March 26th, 2024

Lovat Mill, based in the Scottish Borders town of Hawick, proudly styles itself as the “Home of Tweed.” It’s an audacious claim to make, but one that the independently owned and operated fabric weaver can back up with history. 

In the mill’s own telling of the tale, in 1826 another Hawick weaver named William Watson & Sons dispatched a batch of fabric to a London merchant. The woolens had been labeled “tweels,” the equivalent of “twills” in the local Scotch dialect. However, the merchant misread the word as “tweeds,” which made a certain amount of sense. The robust wools would have been used for sporting clothes, such as those a gentleman would wear for fishing or hunting along the neighboring River Tweed. 

Rather than correcting the merchant, William Watson realized he had marketing gold on his hands, and embraced the mistake with gusto. While tweed is today woven across the world, Lovat stands apart as the sole weaver working in its birthplace. 

“As far as we are aware, there was never any formal business relationship between Lovat Mill and William Watson but, as close neighbors, combined with the various overlapping textile family shareholdings, it’s fair to surmise that the mills would have worked together as part of the then-sizeable Hawick weaving industry,” says Alan Cumming, who today serves as Lovat’s design director. 

“Now, as the only remaining Hawick weaving mill, still situated on Commercial Road within a stone’s throw from the original William Watson location, we are proud to be the torch bearer for the “Home of Tweed” legacy,” he continues. 

In keeping with its unique place in tweed history, Lovat continues to do things a bit differently.

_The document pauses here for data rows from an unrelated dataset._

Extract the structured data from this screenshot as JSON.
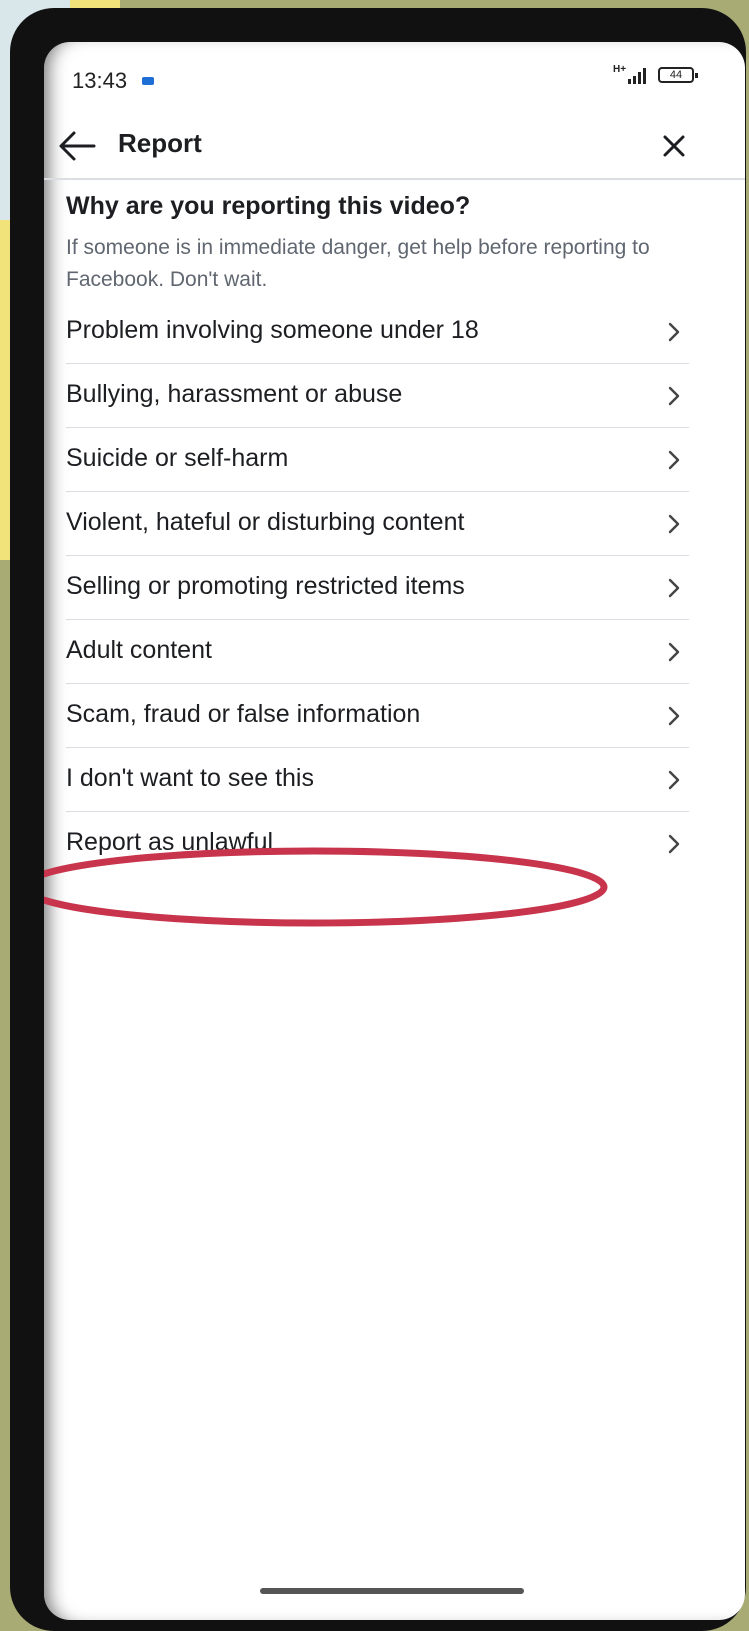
{
  "status_bar": {
    "time": "13:43",
    "network": "H+",
    "battery": "44"
  },
  "header": {
    "title": "Report"
  },
  "prompt": {
    "heading": "Why are you reporting this video?",
    "subtext": "If someone is in immediate danger, get help before reporting to Facebook. Don't wait."
  },
  "options": [
    {
      "label": "Problem involving someone under 18"
    },
    {
      "label": "Bullying, harassment or abuse"
    },
    {
      "label": "Suicide or self-harm"
    },
    {
      "label": "Violent, hateful or disturbing content"
    },
    {
      "label": "Selling or promoting restricted items"
    },
    {
      "label": "Adult content"
    },
    {
      "label": "Scam, fraud or false information"
    },
    {
      "label": "I don't want to see this"
    },
    {
      "label": "Report as unlawful"
    }
  ],
  "highlight": {
    "target": "Report as unlawful",
    "color": "#c8344c"
  },
  "colors": {
    "background": "#a8ab74",
    "frame": "#111111",
    "text_primary": "#1c1e21",
    "text_secondary": "#606770",
    "divider": "#dadde1"
  }
}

Rather than showing its collections at trade shows per the industry standard, Lovat works directly with clients to develop unique, made-to-order designs with a two-bolt minimum. It also provides exclusive tweeds to over 180 private estates and military regiments throughout the UK—and closely guards the specifics of their designs.  

However, one needn’t have a title or a military commission to enjoy Lovat tweeds. The mill has a permanent, stock-supported collection that is available from all the finest tailors (this includes Cad & The Dandy, naturally). It is spread across four books: The Ettrick, a true sporting tweed that weighs an astonishing 21oz and is made water-resistant by virtue of a Teflon finish; The Kirkton, a still hardy 16-ouncer that’s ideal for a true fall/winter sport jacket; The Teviot, which incorporates merino wool to lighten its weight to a more indoor heating-friendly 13/14oz; and finally, Heritage Coatings, which is the stuff that indestructible overcoats are made from.

And yet, a mill—even one based in Hawick—cannot live on tweeds alone. To that effect, Lovat also offers pure cashmeres and specialist suiting cloths including “The Bard,” a high-twist wool suiting intended for travel.

But chances are that if you find yourself looking through Lovat swatches, you’re in the market for a tweed—and searching in the exact right place. 

Discover the country tweed jacket, which is part of our current ready-to-wear collection, or book an appointment to discuss having a bespoke jacket made to your own measurements and specifications. Appointments are available in London, New York, Stockholm, and at trunk shows around the world.